EXERCISE DETAILS — Write out each record exactly and skip every image.

PROVIDED DATA —
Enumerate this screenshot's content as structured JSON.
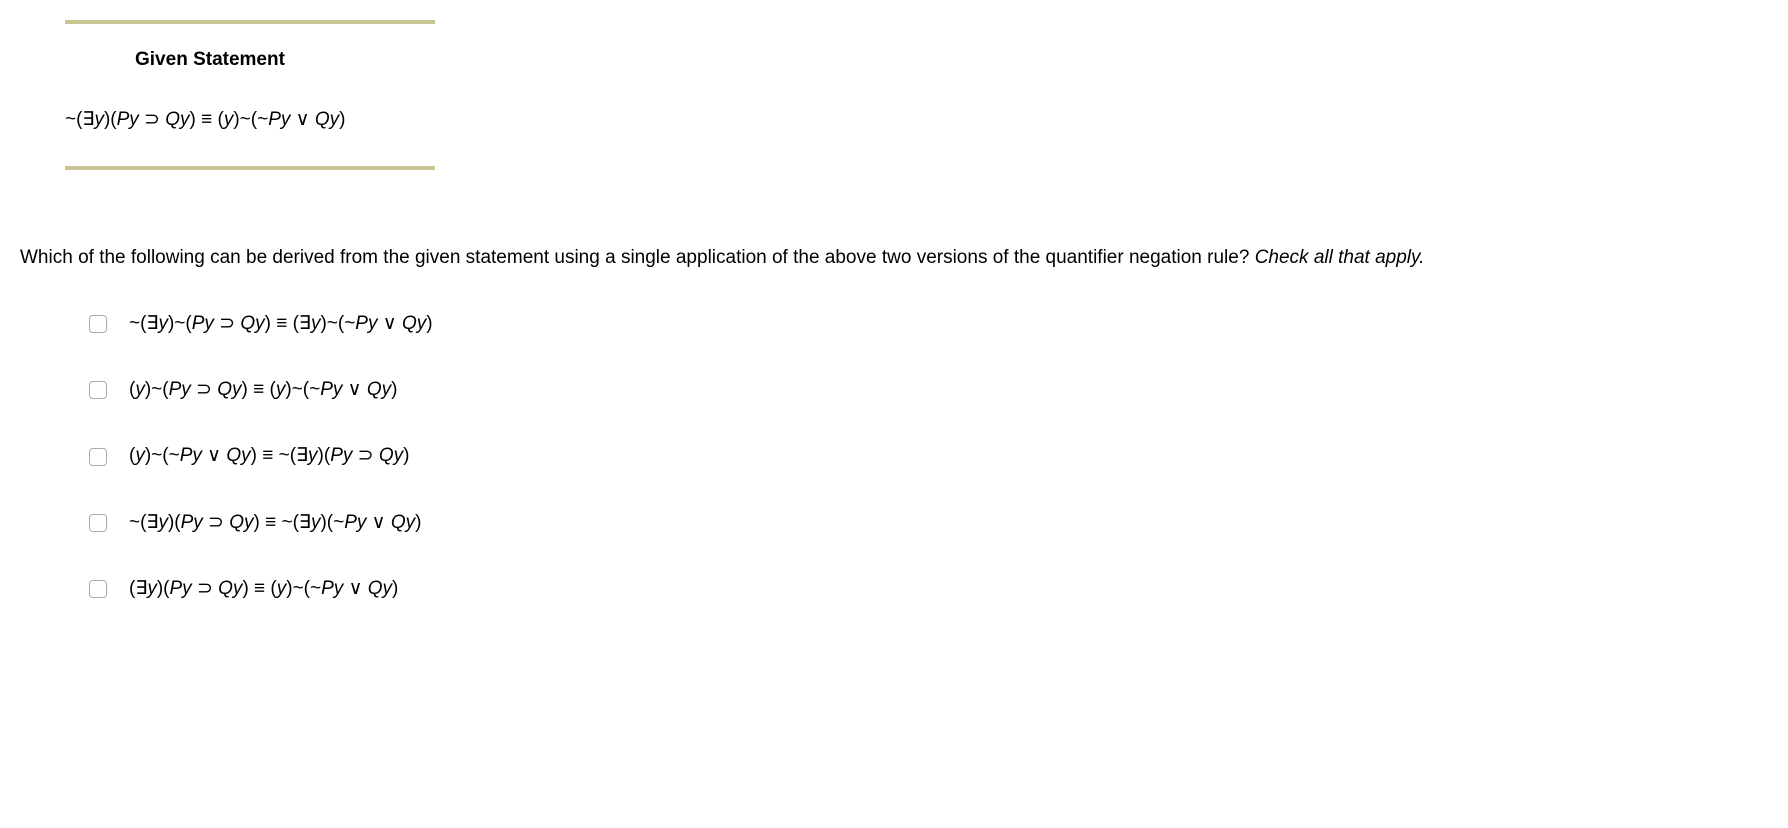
{
  "given": {
    "header": "Given Statement",
    "statement_html": "<span class='op'>~(∃</span>y<span class='op'>)(</span>Py <span class='op'>⊃</span> Qy<span class='op'>) ≡ (</span>y<span class='op'>)~(~</span>Py <span class='op'>∨</span> Qy<span class='op'>)</span>"
  },
  "question": {
    "text": "Which of the following can be derived from the given statement using a single application of the above two versions of the quantifier negation rule? ",
    "hint": "Check all that apply."
  },
  "options": [
    "<span class='op'>~(∃</span>y<span class='op'>)~(</span>Py <span class='op'>⊃</span> Qy<span class='op'>) ≡ (∃</span>y<span class='op'>)~(~</span>Py <span class='op'>∨</span> Qy<span class='op'>)</span>",
    "<span class='op'>(</span>y<span class='op'>)~(</span>Py <span class='op'>⊃</span> Qy<span class='op'>) ≡ (</span>y<span class='op'>)~(~</span>Py <span class='op'>∨</span> Qy<span class='op'>)</span>",
    "<span class='op'>(</span>y<span class='op'>)~(~</span>Py <span class='op'>∨</span> Qy<span class='op'>) ≡ ~(∃</span>y<span class='op'>)(</span>Py <span class='op'>⊃</span> Qy<span class='op'>)</span>",
    "<span class='op'>~(∃</span>y<span class='op'>)(</span>Py <span class='op'>⊃</span> Qy<span class='op'>) ≡ ~(∃</span>y<span class='op'>)(~</span>Py <span class='op'>∨</span> Qy<span class='op'>)</span>",
    "<span class='op'>(∃</span>y<span class='op'>)(</span>Py <span class='op'>⊃</span> Qy<span class='op'>) ≡ (</span>y<span class='op'>)~(~</span>Py <span class='op'>∨</span> Qy<span class='op'>)</span>"
  ]
}
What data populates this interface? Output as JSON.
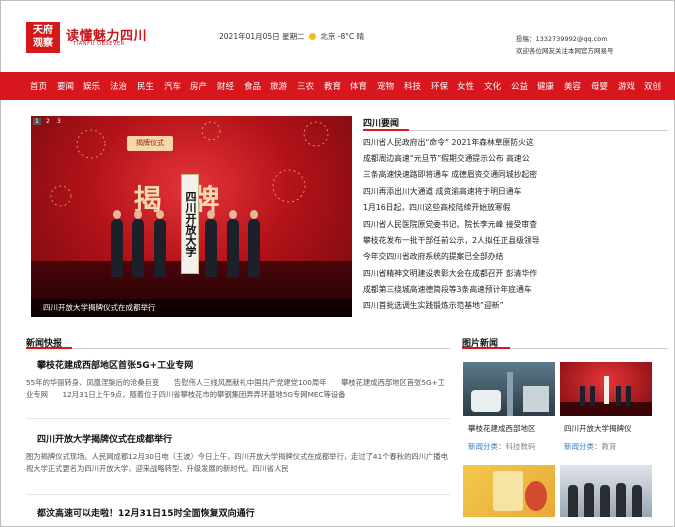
{
  "header": {
    "logo_mark_line1": "天府",
    "logo_mark_line2": "观察",
    "logo_title": "读懂魅力四川",
    "logo_subtitle": "TIANFU OBSEVER",
    "date": "2021年01月05日",
    "weekday": "星期二",
    "weather_icon": "sun-icon",
    "location_weather": "北京 -8°C 晴",
    "contact_email": "投稿：1332739992@qq.com",
    "contact_note": "欢迎各位网友关注本网官方网易号"
  },
  "nav": [
    "首页",
    "要闻",
    "娱乐",
    "法治",
    "民生",
    "汽车",
    "房产",
    "财经",
    "食品",
    "旅游",
    "三农",
    "教育",
    "体育",
    "宠物",
    "科技",
    "环保",
    "女性",
    "文化",
    "公益",
    "健康",
    "美容",
    "母婴",
    "游戏",
    "双创"
  ],
  "slider": {
    "pages": [
      "1",
      "2",
      "3"
    ],
    "banner_text": "揭牌仪式",
    "big_text": "揭牌",
    "board_text": "四川开放大学",
    "caption": "四川开放大学揭牌仪式在成都举行"
  },
  "sichuan_news": {
    "heading": "四川要闻",
    "items": [
      "四川省人民政府出“命令” 2021年森林草原防火这",
      "成都周边高速“元旦节”假期交通提示公布 高速公",
      "三条高速快速路即将通车 成德眉资交通同城抄起密",
      "四川再添出川大通道 成资渝高速将于明日通车",
      "1月16日起，四川这些高校陆续开始放寒假",
      "四川省人民医院原党委书记、院长李元峰 接受审查",
      "攀枝花发布一批干部任前公示，2人拟任正县级领导",
      "今年交四川省政府系统的提案已全部办结",
      "四川省精神文明建设表彰大会在成都召开 彭清华作",
      "成都第三绕城高速德简段等3条高速预计年底通车",
      "四川首批选调生实践锻炼示范基地”迎新”"
    ]
  },
  "quick_news": {
    "heading": "新闻快报",
    "items": [
      {
        "title": "攀枝花建成西部地区首张5G+工业专网",
        "body": "55年的华丽转身、凤凰涅槃后的沧桑巨变　　告慰伟人三线风愿献礼中国共产党建党100周年　　攀枝花建成西部地区首张5G+工业专网　　12月31日上午9点，随着位于四川省攀枝花市的攀钢集团弄弄环基地5G专网MEC等设备"
      },
      {
        "title": "四川开放大学揭牌仪式在成都举行",
        "body": "图为揭牌仪式现场。人民网成都12月30日电（王波）今日上午，四川开放大学揭牌仪式在成都举行，走过了41个春秋的四川广播电视大学正式更名为四川开放大学，迎来战略转型、升级发展的新时代。四川省人民"
      },
      {
        "title": "都汶高速可以走啦！12月31日15时全面恢复双向通行",
        "body": ""
      }
    ]
  },
  "picture_news": {
    "heading": "图片新闻",
    "items": [
      {
        "caption": "攀枝花建成西部地区",
        "category_label": "新闻分类：",
        "category": "科技数码"
      },
      {
        "caption": "四川开放大学揭牌仪",
        "category_label": "新闻分类：",
        "category": "教育"
      },
      {
        "caption": "",
        "category_label": "",
        "category": ""
      },
      {
        "caption": "",
        "category_label": "",
        "category": ""
      }
    ]
  },
  "colors": {
    "brand_red": "#d8161e",
    "link_blue": "#3a78c2"
  }
}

RESPONSE BOX —
Enumerate this screenshot's content as structured JSON.
{
  "given": {
    "header": "Given Statement",
    "statement_html": "<span class='op'>~(∃</span>y<span class='op'>)(</span>Py <span class='op'>⊃</span> Qy<span class='op'>) ≡ (</span>y<span class='op'>)~(~</span>Py <span class='op'>∨</span> Qy<span class='op'>)</span>"
  },
  "question": {
    "text": "Which of the following can be derived from the given statement using a single application of the above two versions of the quantifier negation rule? ",
    "hint": "Check all that apply."
  },
  "options": [
    "<span class='op'>~(∃</span>y<span class='op'>)~(</span>Py <span class='op'>⊃</span> Qy<span class='op'>) ≡ (∃</span>y<span class='op'>)~(~</span>Py <span class='op'>∨</span> Qy<span class='op'>)</span>",
    "<span class='op'>(</span>y<span class='op'>)~(</span>Py <span class='op'>⊃</span> Qy<span class='op'>) ≡ (</span>y<span class='op'>)~(~</span>Py <span class='op'>∨</span> Qy<span class='op'>)</span>",
    "<span class='op'>(</span>y<span class='op'>)~(~</span>Py <span class='op'>∨</span> Qy<span class='op'>) ≡ ~(∃</span>y<span class='op'>)(</span>Py <span class='op'>⊃</span> Qy<span class='op'>)</span>",
    "<span class='op'>~(∃</span>y<span class='op'>)(</span>Py <span class='op'>⊃</span> Qy<span class='op'>) ≡ ~(∃</span>y<span class='op'>)(~</span>Py <span class='op'>∨</span> Qy<span class='op'>)</span>",
    "<span class='op'>(∃</span>y<span class='op'>)(</span>Py <span class='op'>⊃</span> Qy<span class='op'>) ≡ (</span>y<span class='op'>)~(~</span>Py <span class='op'>∨</span> Qy<span class='op'>)</span>"
  ]
}
What data populates this interface? Output as JSON.
{
  "header": {
    "logo_mark_line1": "天府",
    "logo_mark_line2": "观察",
    "logo_title": "读懂魅力四川",
    "logo_subtitle": "TIANFU OBSEVER",
    "date": "2021年01月05日",
    "weekday": "星期二",
    "weather_icon": "sun-icon",
    "location_weather": "北京 -8°C 晴",
    "contact_email": "投稿：1332739992@qq.com",
    "contact_note": "欢迎各位网友关注本网官方网易号"
  },
  "nav": [
    "首页",
    "要闻",
    "娱乐",
    "法治",
    "民生",
    "汽车",
    "房产",
    "财经",
    "食品",
    "旅游",
    "三农",
    "教育",
    "体育",
    "宠物",
    "科技",
    "环保",
    "女性",
    "文化",
    "公益",
    "健康",
    "美容",
    "母婴",
    "游戏",
    "双创"
  ],
  "slider": {
    "pages": [
      "1",
      "2",
      "3"
    ],
    "banner_text": "揭牌仪式",
    "big_text": "揭牌",
    "board_text": "四川开放大学",
    "caption": "四川开放大学揭牌仪式在成都举行"
  },
  "sichuan_news": {
    "heading": "四川要闻",
    "items": [
      "四川省人民政府出“命令” 2021年森林草原防火这",
      "成都周边高速“元旦节”假期交通提示公布 高速公",
      "三条高速快速路即将通车 成德眉资交通同城抄起密",
      "四川再添出川大通道 成资渝高速将于明日通车",
      "1月16日起，四川这些高校陆续开始放寒假",
      "四川省人民医院原党委书记、院长李元峰 接受审查",
      "攀枝花发布一批干部任前公示，2人拟任正县级领导",
      "今年交四川省政府系统的提案已全部办结",
      "四川省精神文明建设表彰大会在成都召开 彭清华作",
      "成都第三绕城高速德简段等3条高速预计年底通车",
      "四川首批选调生实践锻炼示范基地”迎新”"
    ]
  },
  "quick_news": {
    "heading": "新闻快报",
    "items": [
      {
        "title": "攀枝花建成西部地区首张5G+工业专网",
        "body": "55年的华丽转身、凤凰涅槃后的沧桑巨变　　告慰伟人三线风愿献礼中国共产党建党100周年　　攀枝花建成西部地区首张5G+工业专网　　12月31日上午9点，随着位于四川省攀枝花市的攀钢集团弄弄环基地5G专网MEC等设备"
      },
      {
        "title": "四川开放大学揭牌仪式在成都举行",
        "body": "图为揭牌仪式现场。人民网成都12月30日电（王波）今日上午，四川开放大学揭牌仪式在成都举行，走过了41个春秋的四川广播电视大学正式更名为四川开放大学，迎来战略转型、升级发展的新时代。四川省人民"
      },
      {
        "title": "都汶高速可以走啦！12月31日15时全面恢复双向通行",
        "body": ""
      }
    ]
  },
  "picture_news": {
    "heading": "图片新闻",
    "items": [
      {
        "caption": "攀枝花建成西部地区",
        "category_label": "新闻分类：",
        "category": "科技数码"
      },
      {
        "caption": "四川开放大学揭牌仪",
        "category_label": "新闻分类：",
        "category": "教育"
      },
      {
        "caption": "",
        "category_label": "",
        "category": ""
      },
      {
        "caption": "",
        "category_label": "",
        "category": ""
      }
    ]
  },
  "colors": {
    "brand_red": "#d8161e",
    "link_blue": "#3a78c2"
  }
}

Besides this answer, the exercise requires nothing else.